We were delighted with the number and quality of the entries we received to our World Accreditation Day competition this year - many thanks to everyone who took the time to send in their responses.

Keeping with this year’s theme of Accreditation: A global tool to support public policy, NATA Members and Technical Assessors were asked to send in their response to the question “How do you think accreditation supports public policy?”

The following three entries were chosen as the winners and will each receive a voucher towards a meal at a restaurant of their choice.


The three pillars of public policy - transparency, accountability and credibility - are each firmly supported by accreditation. In the absence of accreditation, public policy would be informed by amateur endeavours and guesswork. No well-informed economy or society deserves that.

Pinakin Chaubal
Engineering Manager Capability Development Department of Defence, Australia
Southbank VIC

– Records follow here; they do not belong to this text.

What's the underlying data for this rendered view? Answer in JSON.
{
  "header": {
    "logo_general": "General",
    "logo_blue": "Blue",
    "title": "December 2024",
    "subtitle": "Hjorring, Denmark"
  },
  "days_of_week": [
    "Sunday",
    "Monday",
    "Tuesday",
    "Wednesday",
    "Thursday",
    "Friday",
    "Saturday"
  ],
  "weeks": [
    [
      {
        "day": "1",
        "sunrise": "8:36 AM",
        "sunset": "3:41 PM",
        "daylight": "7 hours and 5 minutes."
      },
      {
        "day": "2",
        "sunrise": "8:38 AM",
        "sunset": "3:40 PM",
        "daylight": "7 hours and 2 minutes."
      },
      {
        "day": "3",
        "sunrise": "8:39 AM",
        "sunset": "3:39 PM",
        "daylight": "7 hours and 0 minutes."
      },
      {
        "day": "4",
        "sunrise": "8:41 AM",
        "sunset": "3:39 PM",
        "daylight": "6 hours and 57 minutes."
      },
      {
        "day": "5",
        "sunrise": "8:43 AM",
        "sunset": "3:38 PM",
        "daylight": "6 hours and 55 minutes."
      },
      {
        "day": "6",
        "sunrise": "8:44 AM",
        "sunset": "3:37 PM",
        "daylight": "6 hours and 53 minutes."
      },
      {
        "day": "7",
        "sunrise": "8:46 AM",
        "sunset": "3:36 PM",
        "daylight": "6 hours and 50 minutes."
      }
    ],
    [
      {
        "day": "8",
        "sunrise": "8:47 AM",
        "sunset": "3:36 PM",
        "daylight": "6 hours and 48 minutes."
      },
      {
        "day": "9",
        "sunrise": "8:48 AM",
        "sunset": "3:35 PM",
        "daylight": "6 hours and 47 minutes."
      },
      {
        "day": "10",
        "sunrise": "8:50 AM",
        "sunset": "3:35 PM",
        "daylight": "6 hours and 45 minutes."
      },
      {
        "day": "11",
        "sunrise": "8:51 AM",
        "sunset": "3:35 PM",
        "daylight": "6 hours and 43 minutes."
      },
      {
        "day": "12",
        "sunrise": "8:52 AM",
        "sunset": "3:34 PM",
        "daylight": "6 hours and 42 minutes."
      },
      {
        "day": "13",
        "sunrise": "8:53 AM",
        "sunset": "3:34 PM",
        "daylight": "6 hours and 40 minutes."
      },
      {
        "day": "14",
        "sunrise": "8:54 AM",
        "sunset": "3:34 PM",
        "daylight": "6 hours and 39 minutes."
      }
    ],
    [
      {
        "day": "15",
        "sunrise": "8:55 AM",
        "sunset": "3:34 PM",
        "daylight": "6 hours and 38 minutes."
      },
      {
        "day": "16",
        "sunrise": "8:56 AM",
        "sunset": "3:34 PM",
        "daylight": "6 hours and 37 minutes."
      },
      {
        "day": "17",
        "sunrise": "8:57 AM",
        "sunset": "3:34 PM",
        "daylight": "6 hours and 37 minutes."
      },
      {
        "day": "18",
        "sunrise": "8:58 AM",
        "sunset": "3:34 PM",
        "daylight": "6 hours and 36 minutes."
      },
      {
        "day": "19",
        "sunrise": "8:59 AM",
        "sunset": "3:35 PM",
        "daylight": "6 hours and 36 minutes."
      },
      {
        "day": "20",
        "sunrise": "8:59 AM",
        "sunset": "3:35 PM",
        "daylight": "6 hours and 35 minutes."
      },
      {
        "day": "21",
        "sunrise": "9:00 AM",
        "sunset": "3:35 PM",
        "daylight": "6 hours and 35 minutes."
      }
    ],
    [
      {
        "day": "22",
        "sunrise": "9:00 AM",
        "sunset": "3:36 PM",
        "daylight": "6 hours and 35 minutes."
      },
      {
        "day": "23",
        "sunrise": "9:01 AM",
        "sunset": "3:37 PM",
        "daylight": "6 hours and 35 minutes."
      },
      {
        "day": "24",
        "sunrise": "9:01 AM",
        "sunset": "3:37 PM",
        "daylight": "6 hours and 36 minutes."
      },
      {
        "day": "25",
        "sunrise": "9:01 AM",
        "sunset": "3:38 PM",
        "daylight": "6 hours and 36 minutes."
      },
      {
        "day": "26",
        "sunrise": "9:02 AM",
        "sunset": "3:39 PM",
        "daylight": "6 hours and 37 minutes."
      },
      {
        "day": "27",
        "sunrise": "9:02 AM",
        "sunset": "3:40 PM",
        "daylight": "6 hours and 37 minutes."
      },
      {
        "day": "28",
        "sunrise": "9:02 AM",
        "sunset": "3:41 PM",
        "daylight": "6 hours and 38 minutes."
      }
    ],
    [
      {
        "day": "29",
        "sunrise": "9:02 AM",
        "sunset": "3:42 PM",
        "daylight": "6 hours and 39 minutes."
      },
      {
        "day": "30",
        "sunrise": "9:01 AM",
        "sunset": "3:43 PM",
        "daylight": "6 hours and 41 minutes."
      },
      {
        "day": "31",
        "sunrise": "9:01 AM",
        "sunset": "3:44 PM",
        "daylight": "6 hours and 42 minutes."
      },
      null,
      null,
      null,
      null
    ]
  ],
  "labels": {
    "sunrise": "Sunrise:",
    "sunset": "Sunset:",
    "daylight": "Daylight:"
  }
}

Any public policy should be based on credible information. Credible information comes from measurement established to be impartial, accurate and presented with a statement of confidence in its value. That quality in measurement is the primary outcome from accreditation

Randall Anderson
Australian Pressure Laboratory
Eltham VIC


Throughout the world and throughout nations, societies face a multitude of organisational barriers in the form of culture, language, and education; just to name a few.

When facing these barriers from a quality assurance perspective, there is a key entity that breaches these barriers to provide a commonality between public policies across nations: accreditation. The ability of organisations throughout countless public sectors to uphold their systems to a mutual accreditation standard drives harmony and objectivity across the board.

Accreditation does not discriminate between industries or businesses. The end goal of those who build homes is the same as those who ensure food safety - deliver a safe, proven, and regulated service by following a dependable accreditation standard.

Regulators, national and local government - essentially any relevant party - can utilise accreditation as a valuable tool for meeting public policy objectives. It provides a strong benchmark for organisations to uphold, ensuring a balanced assessment can be completed across all public sectors. Furthermore, this tool can be employed globally, as an international synonym for quality, integrity, and conformity.

Jessica Tunnage
Laboratory Manager Northern Co-operative Meat Company Ltd
Casino NSW

ANNOUNCEMENTS
DRAFT agenda for comments - Calibration AAC DRAFT agenda for comments - Calibration AAC
DRAFT agenda for Calibration Accreditation Advisory Committee meeting is now available for your comments.

Read More...

 
Technical Assessors News - Nov 2017 now published Technical Assessors News - Nov 2017 now published
Technical Assessors News - Nov 2017 issue now published on the website. The newsletter can be accessed from the 'Media and Events' tab of our website:

Read More...

 
Inspection AAC Meeting 2018 Inspection AAC Meeting 2018
The 17th Inspection AAC meeting will take place on 7 March 2018 in Sydney.

Read More...

 
2017 NATA Young Scientist of the Year Award winners announced 2017 NATA Young Scientist of the Year Award winners announced
And the winners are… The winners of the 2017 NATA Young Scientists of the Year Award have been chosen! The competition once again attracted a large number of entries, submitted by primary school students across Australia and it appears that our theme for this year of ‘Sustainable Planet’ really struck a chord with students and teachers.

Read More...

 
NATA Rules updated NATA Rules updated
NATA Rules and NATA Rules Amendment sheet has been recently updated on the NATA website. The updated documents can be downloaded from ’Accreditation Information’ area on our website:

Read More...